-- Task data follows --

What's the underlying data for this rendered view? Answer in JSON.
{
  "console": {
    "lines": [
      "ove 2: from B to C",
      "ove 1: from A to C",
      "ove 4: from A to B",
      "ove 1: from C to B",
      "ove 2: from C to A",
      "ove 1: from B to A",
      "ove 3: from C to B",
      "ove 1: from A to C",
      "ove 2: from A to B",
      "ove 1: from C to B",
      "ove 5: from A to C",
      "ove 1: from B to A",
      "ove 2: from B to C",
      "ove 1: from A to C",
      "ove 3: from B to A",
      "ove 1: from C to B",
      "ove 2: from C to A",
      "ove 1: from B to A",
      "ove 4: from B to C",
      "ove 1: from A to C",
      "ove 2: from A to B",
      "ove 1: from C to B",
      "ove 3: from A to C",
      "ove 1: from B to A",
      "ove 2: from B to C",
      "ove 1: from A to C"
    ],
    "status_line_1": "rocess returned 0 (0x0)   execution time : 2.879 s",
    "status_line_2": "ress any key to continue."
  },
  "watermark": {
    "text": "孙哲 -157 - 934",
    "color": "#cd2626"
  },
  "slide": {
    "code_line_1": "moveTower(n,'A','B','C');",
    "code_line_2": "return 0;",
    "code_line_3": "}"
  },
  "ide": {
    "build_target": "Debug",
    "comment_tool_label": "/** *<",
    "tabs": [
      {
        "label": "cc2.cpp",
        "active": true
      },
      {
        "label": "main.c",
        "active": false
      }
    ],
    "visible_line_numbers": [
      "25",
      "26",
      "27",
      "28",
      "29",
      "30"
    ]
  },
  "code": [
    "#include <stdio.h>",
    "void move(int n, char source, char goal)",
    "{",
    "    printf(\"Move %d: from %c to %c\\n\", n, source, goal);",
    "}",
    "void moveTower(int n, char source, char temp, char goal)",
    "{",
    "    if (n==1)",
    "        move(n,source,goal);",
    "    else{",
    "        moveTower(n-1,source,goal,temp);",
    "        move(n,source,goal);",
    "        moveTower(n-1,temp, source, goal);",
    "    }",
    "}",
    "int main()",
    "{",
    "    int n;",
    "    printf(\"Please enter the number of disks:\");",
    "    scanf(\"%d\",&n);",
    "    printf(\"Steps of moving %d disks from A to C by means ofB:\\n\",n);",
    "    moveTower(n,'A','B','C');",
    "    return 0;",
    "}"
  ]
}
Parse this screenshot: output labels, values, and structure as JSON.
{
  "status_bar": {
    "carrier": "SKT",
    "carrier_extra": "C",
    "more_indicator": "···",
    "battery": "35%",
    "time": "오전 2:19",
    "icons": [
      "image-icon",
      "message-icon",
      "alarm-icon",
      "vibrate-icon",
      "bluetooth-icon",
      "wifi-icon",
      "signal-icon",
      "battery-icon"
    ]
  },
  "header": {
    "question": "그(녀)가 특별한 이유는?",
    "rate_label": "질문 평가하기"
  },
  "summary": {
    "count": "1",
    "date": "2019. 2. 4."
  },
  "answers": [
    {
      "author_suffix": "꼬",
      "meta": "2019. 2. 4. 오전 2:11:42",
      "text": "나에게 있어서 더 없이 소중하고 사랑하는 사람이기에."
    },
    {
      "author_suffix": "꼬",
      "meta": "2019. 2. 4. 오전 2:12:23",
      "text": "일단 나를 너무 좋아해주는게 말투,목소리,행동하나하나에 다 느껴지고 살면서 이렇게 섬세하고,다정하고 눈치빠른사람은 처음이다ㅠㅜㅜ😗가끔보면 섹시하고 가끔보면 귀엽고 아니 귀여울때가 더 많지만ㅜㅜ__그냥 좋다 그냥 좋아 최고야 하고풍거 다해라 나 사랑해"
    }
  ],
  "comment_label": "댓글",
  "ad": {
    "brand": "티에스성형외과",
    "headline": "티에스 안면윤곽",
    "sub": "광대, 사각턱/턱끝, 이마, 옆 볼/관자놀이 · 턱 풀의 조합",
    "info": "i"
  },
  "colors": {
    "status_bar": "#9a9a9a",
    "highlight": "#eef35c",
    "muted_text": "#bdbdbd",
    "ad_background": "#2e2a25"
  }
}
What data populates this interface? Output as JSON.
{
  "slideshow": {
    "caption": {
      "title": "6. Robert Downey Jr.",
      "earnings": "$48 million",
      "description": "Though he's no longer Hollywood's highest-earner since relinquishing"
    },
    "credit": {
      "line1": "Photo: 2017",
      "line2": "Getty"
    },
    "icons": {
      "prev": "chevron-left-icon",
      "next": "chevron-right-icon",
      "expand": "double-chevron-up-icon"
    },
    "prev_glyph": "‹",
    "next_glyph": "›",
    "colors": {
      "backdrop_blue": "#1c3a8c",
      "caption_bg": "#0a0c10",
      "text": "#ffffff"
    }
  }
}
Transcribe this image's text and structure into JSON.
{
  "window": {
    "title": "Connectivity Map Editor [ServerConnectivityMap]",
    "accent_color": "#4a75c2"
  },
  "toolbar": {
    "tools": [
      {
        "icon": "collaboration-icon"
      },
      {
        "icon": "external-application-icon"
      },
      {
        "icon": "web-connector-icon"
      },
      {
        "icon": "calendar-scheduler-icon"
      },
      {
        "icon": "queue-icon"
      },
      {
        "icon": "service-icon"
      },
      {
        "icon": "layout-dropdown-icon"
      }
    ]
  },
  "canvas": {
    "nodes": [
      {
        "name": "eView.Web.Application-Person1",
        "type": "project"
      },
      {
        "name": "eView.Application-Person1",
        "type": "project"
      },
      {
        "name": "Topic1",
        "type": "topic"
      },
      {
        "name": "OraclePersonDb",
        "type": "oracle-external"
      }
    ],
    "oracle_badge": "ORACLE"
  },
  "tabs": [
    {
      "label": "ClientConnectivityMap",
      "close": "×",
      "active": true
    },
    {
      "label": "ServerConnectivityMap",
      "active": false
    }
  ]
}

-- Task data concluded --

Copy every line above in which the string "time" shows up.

    "status_line_1": "rocess returned 0 (0x0)   execution time : 2.879 s",
    "time": "오전 2:19",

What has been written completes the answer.